The US abandoned the Articles of COnfederation for the US constitution because they wanted to have a government that could go into debt. Approached fiscal policy first, and left monetary policy as an afterthought
European Union is like the Articles of COnfederation in that the power to tax lies with member states. Unanimous consent by member states is required for many important EU-wide fiscal actions.
Important lessons from the way the United States works:
Because there is a free rider problem in paying for public goods, the nations in the EU cannot be relied on voluntarily to provide revenue to the central government to pay for public goods.
Anticipations of default make prospective creditors reluctant to purchase debts in the first place.
COnfused monetary-fiscal coordination creates costly uncertainties. The US coordinated by adopting a commodity money standard and restricting states and banks' ability to create fiduciary monies. You can have a monetary union without having a fiscal union.
To sustain large government debts requires prospects of big government surpluses in the future.
If you want to change outcomes, like turning government surpluses into debts, you have to reform institutions, which can mean agreeing on a new constitution.
Articles of Confederation established a weak executive. Designed to restrain the central government from taxing and spending. Served the interest of some US citizens, but not others. Not good for creditors because the Continental Congress lacked powers adequate to service its substantial foreign and domestic debts. To levy taxes, the central government required unanimous concent of states. Regularly plreaded for contributions from the states and received limited success. Currencies depreciated markedly. Deprived of tax revenues, tried to borrow more. Authority to levy tariffs, the most renumerative potential source of tax revenues, resided in the states.
Trade policies were not coordinated among the US states, so trading partners like Britain could pit one US state against another.
The US constitution realigned incentives and authorities i ways that let the central government devote enough tax revenues to service debts, and gave the central government exclusive authority to tax and regulate US international trade.
In exchange for acquiring taxing power, the federal government agreed to bail out the states, a decision that realigned creditors' interests away from states and toward the federal government.

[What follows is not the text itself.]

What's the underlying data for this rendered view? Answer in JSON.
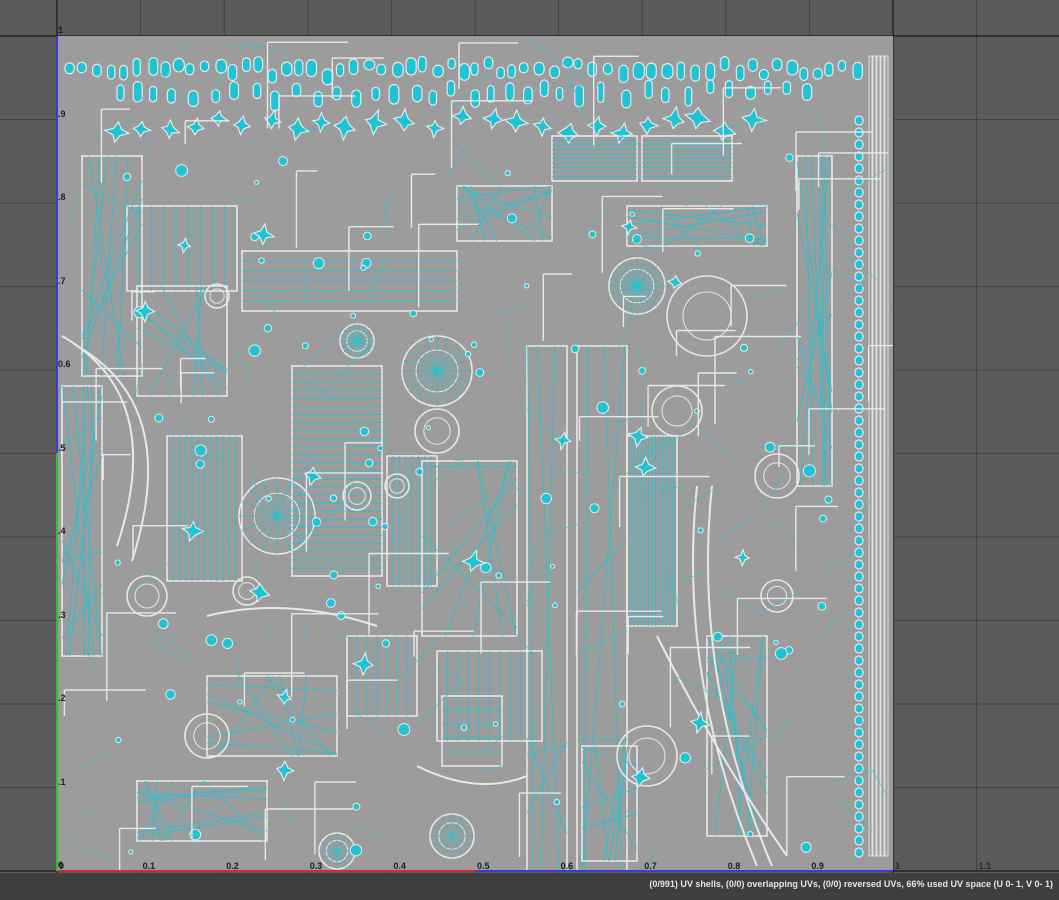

By converting creditors of the syayes into creditors of the central government, bond holders were turned into advocates of a federal fiscal policy that devoted a substantial share fo the proceeds of a revenue raising tariff to servicing those bonds.
Investors should not have intepreted it as a promise to bail out states in the future no matter what, but apparently some of them did, to their eventual regret.
Multiple state currencies in the US before the Civil war meaning that citizens had choices about holding currencies bearing different risks and returns. There was no lender of last resort, no deposit insurance, and no presumption of federal bailouts of banks' depositors.
In response to fiscal occurences, such as not bailing out states' debts, many states rewrote their constitutions to require balanced budgets annually.
Alexander Hamilton set out to manipulate currenct and prospective public creditors' expectations about whether the government would honor its bonds the only he knew: by creating a fiscal union with institutions and interests aligned in ways that would increase the actual probability that the federal government would pay. Fiscal union was not primarily to facilitate a monetary union.
The EU is reminiscent of the Articles of Confederation. The power to tax lies with the member states. Unanimous consent by member states is required for many EU-wide fiscal actions.
The EU has first sought to centralize arrangements for managing a common fiat currency and until now has not wanted a fiscal union.
The US could do a fiscal union because most people worked on farms, didn't live long, and we had slavery. Europe is different because now we have a minimum wage, safety nets that make up most of the national budget
Monetary and fiscal policies cannot be independent. They must be coordinated.